Mark you, this surreptitious war was hardly waged in public except on rare occasions when, as happened with Sandy, something on the mind slipped from the tongue. There were politicians who did not give a damn and openly used the epithets “nigger” and “coolie”. I remember hearing from older people in the 1970s about Bhadase Maharaj’s disregard for niceties, his frequent, open use of “nigger” even as his mainly Afro-thugs hovered around his meetings. What a thing!
Eric Williams, scholar that he was, was more subtle. His use of “recalcitrant minority” to brand Indians probably had to be translated before it was understood by ordinary Beharrys.

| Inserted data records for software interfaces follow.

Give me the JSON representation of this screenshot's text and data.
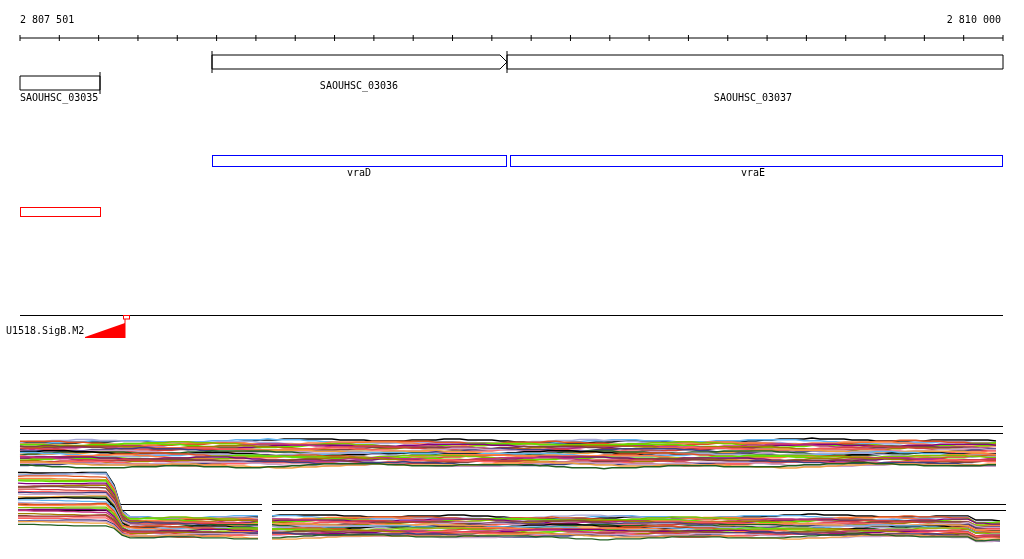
{
  "ruler": {
    "start_label": "2 807 501",
    "end_label": "2 810 000"
  },
  "genes": [
    {
      "name": "SAOUHSC_03035",
      "kind": "box"
    },
    {
      "name": "SAOUHSC_03036",
      "kind": "arrow"
    },
    {
      "name": "SAOUHSC_03037",
      "kind": "box"
    }
  ],
  "operons": [
    {
      "name": "vraD"
    },
    {
      "name": "vraE"
    }
  ],
  "motif_track": {
    "label": "U1518.SigB.M2"
  }
}
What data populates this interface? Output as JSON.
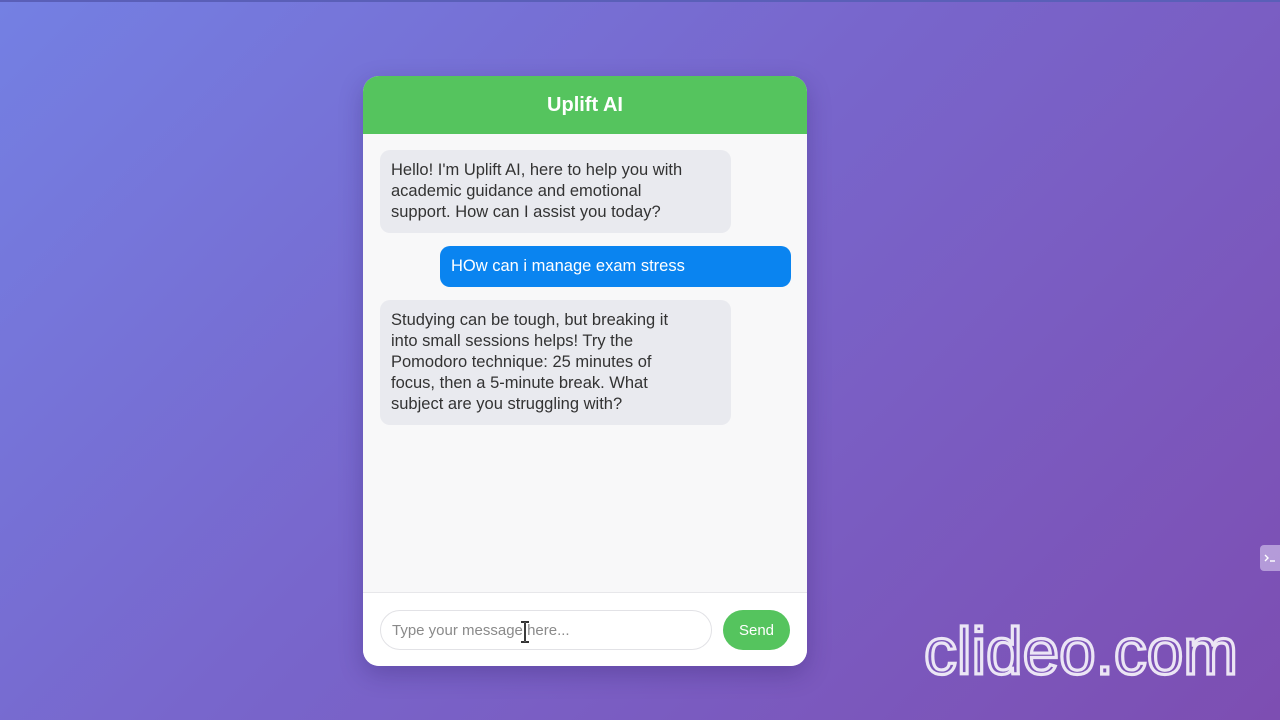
{
  "app": {
    "title": "Uplift AI"
  },
  "messages": [
    {
      "role": "bot",
      "lines": [
        "Hello! I'm Uplift AI, here to help you with",
        "academic guidance and emotional",
        "support. How can I assist you today?"
      ]
    },
    {
      "role": "user",
      "lines": [
        "HOw can i manage exam stress"
      ]
    },
    {
      "role": "bot",
      "lines": [
        "Studying can be tough, but breaking it",
        "into small sessions helps! Try the",
        "Pomodoro technique: 25 minutes of",
        "focus, then a 5-minute break. What",
        "subject are you struggling with?"
      ]
    }
  ],
  "composer": {
    "placeholder": "Type your message here...",
    "value": "",
    "send_label": "Send"
  },
  "watermark": {
    "text": "clideo.com"
  },
  "icons": {
    "side_tab": "terminal-icon",
    "cursor": "text-cursor-icon"
  },
  "colors": {
    "accent": "#55c45e",
    "user_bubble": "#0a84f0",
    "bot_bubble": "#e9eaef",
    "background_start": "#7480e3",
    "background_end": "#7d4eb2"
  }
}
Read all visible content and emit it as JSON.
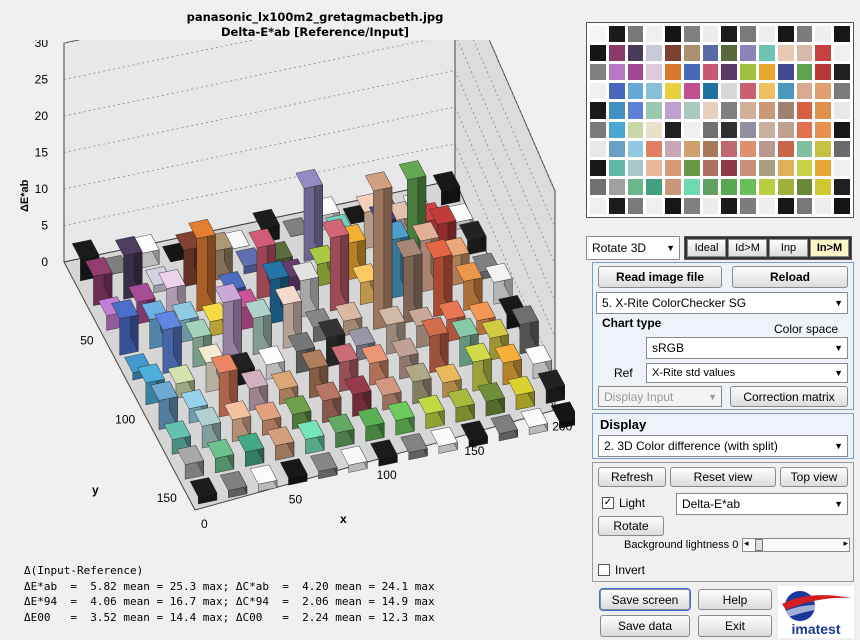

I should add that I have heard of another context in which the term was used, suggesting that Williams did not target Indians as a race—I don’t know the truth of it.
The events of 1970 attempted, with limited success, to cast race in politics into the dustbin of history under the banner, “Indians and Africans, Unite!”. In their immediate aftermath, there was the forging of an alliance between Ray Robinson’s ACDC and Vernon Jamadar’s DLP—a hint of unity between the two races. But NJAC stayed aloof and the alliance did not contest the 1971 general elections, leaving Williams and Bhadase to make a mockery of the democratic process.
Race in politics persisted post-1976 in spite of my own best efforts (and those of other notable persons) through the multi-ethnic ULF (check the names of our candidates and frontline activists if you doubt me). But two factors scuttled that forward move. During an election-eve motorcade in the East-West Corridor, pockets of inebriated Indians, feeling a surge of power, shouted at mainly-Afro people on the roadside, “We comin’ for allyuh ar** on Monday!”
The motorcade was on Saturday. By sun-up Sunday morning, PNM foot soldiers were knocking on Afro-doors in enclaves across the Corridor: “Yuh want to wake up with an Indian PM on Tuesday?” Whatever outside chance the ULF had, evaporated in the race-fog.
Then there was Basdeo Panday’s split personality. One night he would deliver an appeal for racial harmony such as you have never heard. You would cry for the beloved country. One week later (certainly after the split in the party), Panday would unleash insults so strongly that you would cry blood for your cussed country!
Between then and now, from the NAR to the PP, real patriots have chased the crooked shadow of national unity—with little success. For sure, no monolithic Indian or African-based party will ever win power on its own again. But we have not destroyed the race bogey, whatever our pretensions, however sanctimonious we may portray ourselves as we savage Sandy.